The largest efficacy trial of a cervical cancer vaccine has shown that Cervarix protects against the five most common cancer-causing virus types.
The study, which involved 18,644 women and was published in The Lancet, confirmed that GSK’s Cervarix is highly effective at protecting against the two most common cervical cancer-causing human papillomavirus (HPV) types, 16 and 18.
The study showed that the vaccine also protects against HPV types 31, 33 and 45, the three most common cancer-causing virus types beyond 16 and 18.
Thomas Breuer, Chief Medical Officer of GSK Biologicals, commented: "These excellent study results confirm the efficacy offered by Cervarix against HPV 16 and 18. For the first time the results show that this vaccine was effective against cervical pre-cancers associated with the five most common cancer-causing virus types.
“This is really good news for primary prevention of cervical cancer as it indicates the vaccine could offer women additional protection against cervical cancer beyond what had at first been anticipated."
In women who complied with the trial protocol procedures, the vaccine provided 92.2% protection against cervical pre-cancers associated with HPV 16 or 18.
For the first time Cervarix has been proven to provide significant protection against pre-cancerous lesions beyond HPV types 16 and 18 – approximately 11-16% extra protection against cervical cancer.

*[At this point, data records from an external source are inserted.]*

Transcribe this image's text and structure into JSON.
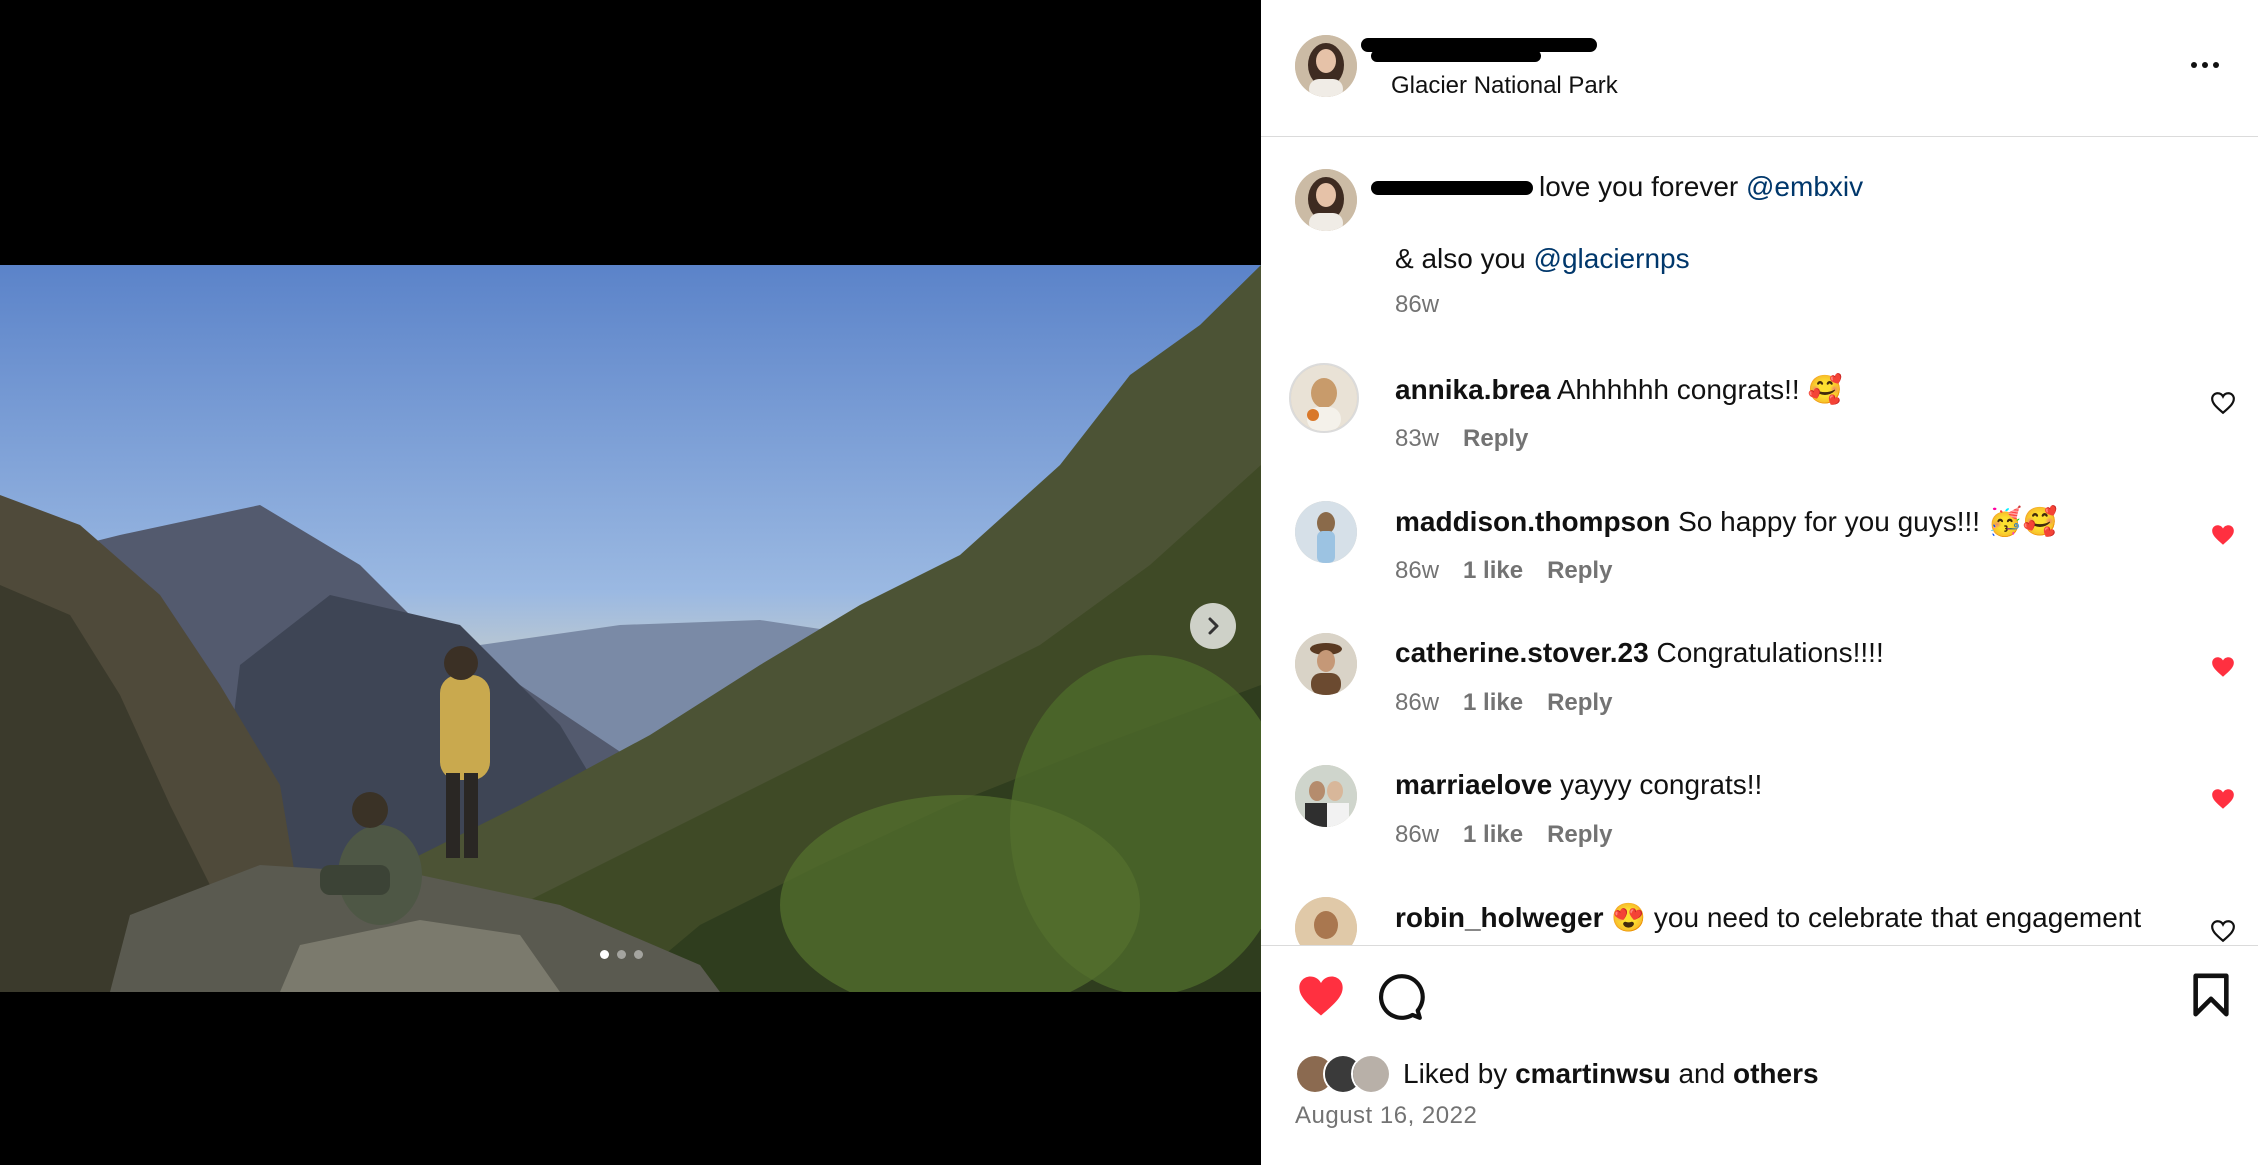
{
  "post": {
    "location": "Glacier National Park",
    "date": "August 16, 2022",
    "carousel": {
      "total": 3,
      "current": 1
    }
  },
  "caption": {
    "text1": "love you forever",
    "mention1": "@embxiv",
    "text2": "& also you",
    "mention2": "@glaciernps",
    "time": "86w"
  },
  "comments": [
    {
      "user": "annika.brea",
      "text": "Ahhhhhh congrats!! 🥰",
      "time": "83w",
      "likes": "",
      "reply": "Reply",
      "liked": false
    },
    {
      "user": "maddison.thompson",
      "text": "So happy for you guys!!! 🥳🥰",
      "time": "86w",
      "likes": "1 like",
      "reply": "Reply",
      "liked": true
    },
    {
      "user": "catherine.stover.23",
      "text": "Congratulations!!!!",
      "time": "86w",
      "likes": "1 like",
      "reply": "Reply",
      "liked": true
    },
    {
      "user": "marriaelove",
      "text": "yayyy congrats!!",
      "time": "86w",
      "likes": "1 like",
      "reply": "Reply",
      "liked": true
    },
    {
      "user": "robin_holweger",
      "text": "😍 you need to celebrate that engagement",
      "time": "",
      "likes": "",
      "reply": "",
      "liked": false
    }
  ],
  "likes": {
    "prefix": "Liked by",
    "user": "cmartinwsu",
    "middle": "and",
    "others": "others"
  },
  "colors": {
    "like_red": "#ff3040",
    "mention_blue": "#00376b",
    "muted": "#737373"
  },
  "icons": [
    "chevron-right-icon",
    "more-horizontal-icon",
    "heart-icon",
    "comment-icon",
    "bookmark-icon"
  ]
}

Principle investigator, Professor Jorma Paavonen, from the University of Helsinki, said: "The results show Cervarix is highly effective against the most common cervical cancer-causing virus types and has the potential to substantially reduce the incidence of cervical pre-cancers, cervical cancer and the associated diagnostic and surgical procedures. The results re-affirm confidence in vaccination as a primary preventative measure against cervical cancer when used alongside screening.”